I can remember the scream as if it is a movie that plays in my memory. The piercing shrill that filled our tiny apartment as my son recalled an image that startled him from a Minecraft YouTube video he had watched earlier in the day.
No matter how much you try to protect your child, you never know what will be that “thing” in the world that turns into a huge fear for them. We rushed to his side, consoled him until he finally fell asleep, but this turned out to be much more than a one-time occurrence.
Days turned to weeks, weeks into months, and then finally my husband and I realised that an entire summer had passed us by dealing with our son’s fear each night. He would remind us as soon as it was time for the lights to go off that “every time I close my eyes, I can see him.” Such a scary thing to witness as a parent whenever you feel helpless in the matter.
Anxiety is a word that is used quite often in adulthood, but what happens when it’s a child dealing with it? Many times it’s brushed off as fear, leaving parents questioning: When is fear just fear, or time to talk to a doctor?

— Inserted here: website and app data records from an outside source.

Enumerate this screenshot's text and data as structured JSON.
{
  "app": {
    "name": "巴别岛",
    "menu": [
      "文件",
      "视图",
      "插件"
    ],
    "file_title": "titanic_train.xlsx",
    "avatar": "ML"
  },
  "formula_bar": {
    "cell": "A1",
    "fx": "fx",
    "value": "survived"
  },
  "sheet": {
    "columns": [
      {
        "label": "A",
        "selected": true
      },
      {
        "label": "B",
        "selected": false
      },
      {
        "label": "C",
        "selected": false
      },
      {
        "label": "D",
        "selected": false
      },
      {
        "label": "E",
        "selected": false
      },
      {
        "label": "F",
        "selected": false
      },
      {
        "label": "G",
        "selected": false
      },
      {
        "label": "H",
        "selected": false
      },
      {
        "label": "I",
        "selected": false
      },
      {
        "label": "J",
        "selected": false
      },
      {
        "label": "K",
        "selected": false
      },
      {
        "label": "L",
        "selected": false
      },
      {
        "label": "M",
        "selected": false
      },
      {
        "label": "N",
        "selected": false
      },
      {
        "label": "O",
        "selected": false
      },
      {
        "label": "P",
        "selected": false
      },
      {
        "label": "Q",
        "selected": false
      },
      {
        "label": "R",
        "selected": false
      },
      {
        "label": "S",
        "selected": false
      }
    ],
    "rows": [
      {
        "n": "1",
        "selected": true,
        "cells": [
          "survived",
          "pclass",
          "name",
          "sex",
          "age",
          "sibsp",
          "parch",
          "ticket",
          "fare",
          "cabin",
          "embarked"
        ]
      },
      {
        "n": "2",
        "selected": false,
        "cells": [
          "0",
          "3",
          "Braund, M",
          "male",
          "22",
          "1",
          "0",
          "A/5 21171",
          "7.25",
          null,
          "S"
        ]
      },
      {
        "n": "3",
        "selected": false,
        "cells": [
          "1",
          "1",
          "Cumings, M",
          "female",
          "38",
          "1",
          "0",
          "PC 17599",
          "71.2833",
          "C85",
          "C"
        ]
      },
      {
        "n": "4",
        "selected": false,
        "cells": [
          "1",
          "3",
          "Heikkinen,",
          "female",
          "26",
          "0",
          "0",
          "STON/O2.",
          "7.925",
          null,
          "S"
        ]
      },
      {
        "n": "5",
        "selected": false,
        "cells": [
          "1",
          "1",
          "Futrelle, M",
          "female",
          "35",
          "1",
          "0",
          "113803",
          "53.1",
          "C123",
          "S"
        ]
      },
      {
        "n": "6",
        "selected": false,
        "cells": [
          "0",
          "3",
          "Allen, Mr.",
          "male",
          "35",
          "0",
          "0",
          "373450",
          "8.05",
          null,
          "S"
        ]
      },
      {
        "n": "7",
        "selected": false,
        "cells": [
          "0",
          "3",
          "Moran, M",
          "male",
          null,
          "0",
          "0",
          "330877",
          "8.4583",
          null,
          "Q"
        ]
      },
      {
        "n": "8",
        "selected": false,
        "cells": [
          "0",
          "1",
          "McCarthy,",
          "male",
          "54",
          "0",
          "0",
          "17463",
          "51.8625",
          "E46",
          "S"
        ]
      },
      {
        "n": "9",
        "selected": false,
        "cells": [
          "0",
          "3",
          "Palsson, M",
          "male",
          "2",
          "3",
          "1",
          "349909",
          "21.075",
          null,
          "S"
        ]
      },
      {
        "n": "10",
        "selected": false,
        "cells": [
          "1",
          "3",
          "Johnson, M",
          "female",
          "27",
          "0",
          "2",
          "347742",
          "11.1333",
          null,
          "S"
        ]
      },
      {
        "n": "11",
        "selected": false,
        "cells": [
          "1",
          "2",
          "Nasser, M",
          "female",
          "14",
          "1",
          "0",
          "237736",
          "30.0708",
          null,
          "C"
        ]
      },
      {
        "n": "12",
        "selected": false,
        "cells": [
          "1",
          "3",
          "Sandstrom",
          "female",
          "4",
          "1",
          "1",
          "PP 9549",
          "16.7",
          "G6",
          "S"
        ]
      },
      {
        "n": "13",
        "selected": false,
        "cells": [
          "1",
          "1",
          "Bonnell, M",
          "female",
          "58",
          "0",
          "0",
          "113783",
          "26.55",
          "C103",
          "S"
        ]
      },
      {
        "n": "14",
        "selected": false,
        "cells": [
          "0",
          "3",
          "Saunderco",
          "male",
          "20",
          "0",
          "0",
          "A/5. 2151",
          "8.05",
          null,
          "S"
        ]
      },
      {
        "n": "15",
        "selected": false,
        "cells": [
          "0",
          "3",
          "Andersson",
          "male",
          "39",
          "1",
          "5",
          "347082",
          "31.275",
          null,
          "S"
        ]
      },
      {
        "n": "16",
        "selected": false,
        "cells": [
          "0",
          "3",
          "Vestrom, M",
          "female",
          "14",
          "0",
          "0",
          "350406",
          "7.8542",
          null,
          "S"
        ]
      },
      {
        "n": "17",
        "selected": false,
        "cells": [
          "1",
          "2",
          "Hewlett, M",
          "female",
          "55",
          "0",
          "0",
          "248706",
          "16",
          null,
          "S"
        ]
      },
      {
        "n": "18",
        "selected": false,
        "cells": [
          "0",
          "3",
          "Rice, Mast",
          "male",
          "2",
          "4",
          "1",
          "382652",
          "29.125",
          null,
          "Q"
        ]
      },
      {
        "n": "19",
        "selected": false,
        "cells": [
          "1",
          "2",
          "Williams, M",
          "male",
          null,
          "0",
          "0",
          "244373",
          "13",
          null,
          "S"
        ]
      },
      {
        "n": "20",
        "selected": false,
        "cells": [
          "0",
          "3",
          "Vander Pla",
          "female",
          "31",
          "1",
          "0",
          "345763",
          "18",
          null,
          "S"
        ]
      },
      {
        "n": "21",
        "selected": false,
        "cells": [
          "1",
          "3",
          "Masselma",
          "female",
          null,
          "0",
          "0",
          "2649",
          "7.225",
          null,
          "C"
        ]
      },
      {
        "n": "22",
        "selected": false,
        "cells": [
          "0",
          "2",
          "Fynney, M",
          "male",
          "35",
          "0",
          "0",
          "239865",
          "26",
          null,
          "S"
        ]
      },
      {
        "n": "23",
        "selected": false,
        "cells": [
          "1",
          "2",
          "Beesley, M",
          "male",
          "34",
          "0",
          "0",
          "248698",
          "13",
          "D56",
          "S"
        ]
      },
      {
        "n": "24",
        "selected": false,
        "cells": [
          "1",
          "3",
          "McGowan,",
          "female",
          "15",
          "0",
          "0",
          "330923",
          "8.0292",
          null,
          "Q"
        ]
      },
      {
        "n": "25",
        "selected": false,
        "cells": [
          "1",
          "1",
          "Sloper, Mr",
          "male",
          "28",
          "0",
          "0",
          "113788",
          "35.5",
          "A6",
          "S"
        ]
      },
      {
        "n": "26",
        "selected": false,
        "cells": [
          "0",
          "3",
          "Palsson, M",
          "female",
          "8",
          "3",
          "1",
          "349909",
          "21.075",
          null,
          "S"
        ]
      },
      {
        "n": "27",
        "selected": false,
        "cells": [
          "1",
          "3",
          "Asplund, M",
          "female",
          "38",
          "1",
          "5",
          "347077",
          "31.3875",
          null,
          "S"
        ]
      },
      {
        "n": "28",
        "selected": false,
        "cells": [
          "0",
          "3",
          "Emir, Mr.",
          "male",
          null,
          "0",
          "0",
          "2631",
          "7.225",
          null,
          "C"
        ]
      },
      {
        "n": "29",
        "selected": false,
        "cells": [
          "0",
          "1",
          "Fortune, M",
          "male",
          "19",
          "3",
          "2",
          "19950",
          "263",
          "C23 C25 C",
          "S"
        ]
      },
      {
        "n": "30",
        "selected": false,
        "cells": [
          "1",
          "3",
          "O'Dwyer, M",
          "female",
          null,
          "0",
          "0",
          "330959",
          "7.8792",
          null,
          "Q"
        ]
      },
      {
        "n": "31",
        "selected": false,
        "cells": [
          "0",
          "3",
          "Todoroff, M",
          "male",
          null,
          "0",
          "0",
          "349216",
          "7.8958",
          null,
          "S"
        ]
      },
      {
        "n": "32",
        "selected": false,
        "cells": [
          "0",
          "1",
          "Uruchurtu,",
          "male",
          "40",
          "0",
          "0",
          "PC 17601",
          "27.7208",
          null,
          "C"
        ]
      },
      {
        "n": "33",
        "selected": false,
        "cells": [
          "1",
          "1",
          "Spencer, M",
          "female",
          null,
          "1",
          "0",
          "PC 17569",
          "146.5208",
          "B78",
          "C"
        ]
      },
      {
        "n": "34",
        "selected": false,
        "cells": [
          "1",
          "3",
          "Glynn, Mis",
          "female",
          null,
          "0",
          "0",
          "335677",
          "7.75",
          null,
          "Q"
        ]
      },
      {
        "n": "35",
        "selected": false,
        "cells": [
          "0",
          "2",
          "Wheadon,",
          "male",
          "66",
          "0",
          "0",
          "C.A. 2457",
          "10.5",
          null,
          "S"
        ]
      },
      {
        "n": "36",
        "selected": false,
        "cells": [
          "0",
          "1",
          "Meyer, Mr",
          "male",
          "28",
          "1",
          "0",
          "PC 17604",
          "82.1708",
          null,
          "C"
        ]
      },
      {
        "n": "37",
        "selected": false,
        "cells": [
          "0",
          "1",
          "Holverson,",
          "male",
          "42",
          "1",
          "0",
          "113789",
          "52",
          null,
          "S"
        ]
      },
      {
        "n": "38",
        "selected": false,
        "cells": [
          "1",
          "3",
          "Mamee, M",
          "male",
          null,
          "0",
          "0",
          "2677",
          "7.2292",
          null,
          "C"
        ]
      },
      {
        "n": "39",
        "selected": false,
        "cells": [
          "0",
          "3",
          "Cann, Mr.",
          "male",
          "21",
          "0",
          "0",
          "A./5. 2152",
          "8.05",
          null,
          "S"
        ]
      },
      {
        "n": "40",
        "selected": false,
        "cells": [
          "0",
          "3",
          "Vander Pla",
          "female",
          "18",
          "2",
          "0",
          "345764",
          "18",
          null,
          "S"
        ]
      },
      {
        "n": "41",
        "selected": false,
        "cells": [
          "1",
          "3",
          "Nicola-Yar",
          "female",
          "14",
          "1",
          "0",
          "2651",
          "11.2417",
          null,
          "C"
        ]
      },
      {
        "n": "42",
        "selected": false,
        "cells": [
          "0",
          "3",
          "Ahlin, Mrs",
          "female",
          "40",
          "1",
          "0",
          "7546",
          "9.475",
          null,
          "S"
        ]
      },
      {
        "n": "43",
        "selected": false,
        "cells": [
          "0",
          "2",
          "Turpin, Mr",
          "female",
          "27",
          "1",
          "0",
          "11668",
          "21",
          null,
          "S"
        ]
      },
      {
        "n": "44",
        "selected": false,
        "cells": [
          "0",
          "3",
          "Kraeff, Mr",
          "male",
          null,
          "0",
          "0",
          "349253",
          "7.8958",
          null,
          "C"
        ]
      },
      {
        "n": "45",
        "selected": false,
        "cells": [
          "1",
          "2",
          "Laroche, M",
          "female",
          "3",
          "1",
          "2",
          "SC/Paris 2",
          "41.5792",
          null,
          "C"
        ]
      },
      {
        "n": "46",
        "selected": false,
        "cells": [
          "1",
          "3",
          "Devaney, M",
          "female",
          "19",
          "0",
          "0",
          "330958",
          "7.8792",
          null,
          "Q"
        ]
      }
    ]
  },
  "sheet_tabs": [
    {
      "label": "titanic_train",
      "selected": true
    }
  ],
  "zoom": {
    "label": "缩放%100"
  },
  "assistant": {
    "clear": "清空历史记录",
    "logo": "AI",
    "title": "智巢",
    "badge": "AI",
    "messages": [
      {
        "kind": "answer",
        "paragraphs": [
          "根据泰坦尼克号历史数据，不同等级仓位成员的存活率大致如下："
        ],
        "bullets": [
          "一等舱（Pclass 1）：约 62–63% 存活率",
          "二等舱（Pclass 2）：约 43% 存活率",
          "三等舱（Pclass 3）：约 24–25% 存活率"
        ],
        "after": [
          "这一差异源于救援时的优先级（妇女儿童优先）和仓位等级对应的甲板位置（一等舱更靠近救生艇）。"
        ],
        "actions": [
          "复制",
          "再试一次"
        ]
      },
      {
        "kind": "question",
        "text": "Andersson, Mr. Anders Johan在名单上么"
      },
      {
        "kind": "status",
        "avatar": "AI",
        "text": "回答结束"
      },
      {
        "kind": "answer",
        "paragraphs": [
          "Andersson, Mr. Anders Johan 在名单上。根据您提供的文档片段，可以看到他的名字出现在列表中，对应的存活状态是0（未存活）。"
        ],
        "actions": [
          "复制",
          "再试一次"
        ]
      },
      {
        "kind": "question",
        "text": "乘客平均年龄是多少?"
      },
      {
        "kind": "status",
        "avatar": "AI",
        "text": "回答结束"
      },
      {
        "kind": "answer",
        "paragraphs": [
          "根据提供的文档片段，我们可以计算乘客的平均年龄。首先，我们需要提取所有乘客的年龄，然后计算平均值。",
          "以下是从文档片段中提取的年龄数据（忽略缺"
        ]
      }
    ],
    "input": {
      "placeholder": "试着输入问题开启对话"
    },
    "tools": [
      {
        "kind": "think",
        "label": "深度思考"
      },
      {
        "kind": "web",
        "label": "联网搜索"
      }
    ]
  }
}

First and foremost, every experience is different, which can either be consoling or nerve-wracking. Not to mention it’s also a very frustrating experience as a parent. There are so many times where I just wanted to grab my son and tell him to snap out of it, because he was safe and cared for, but that wouldn’t have helped the situation anymore. I’m not a doctor, just a concerned mama, so here’s what we did whenever we noticed that this fear was getting out of hand. (Post continues after gallery.)
Talk about it.
Yes. Talk about the problem. Let them understand that you understand their fear and try to figure out a plan of action to work through it together. Let your kiddo know that you are on their side, that you’re not angry with them, but that sometimes in life we need to face our fears to overcome them. There is a huge learning experience here for the whole family.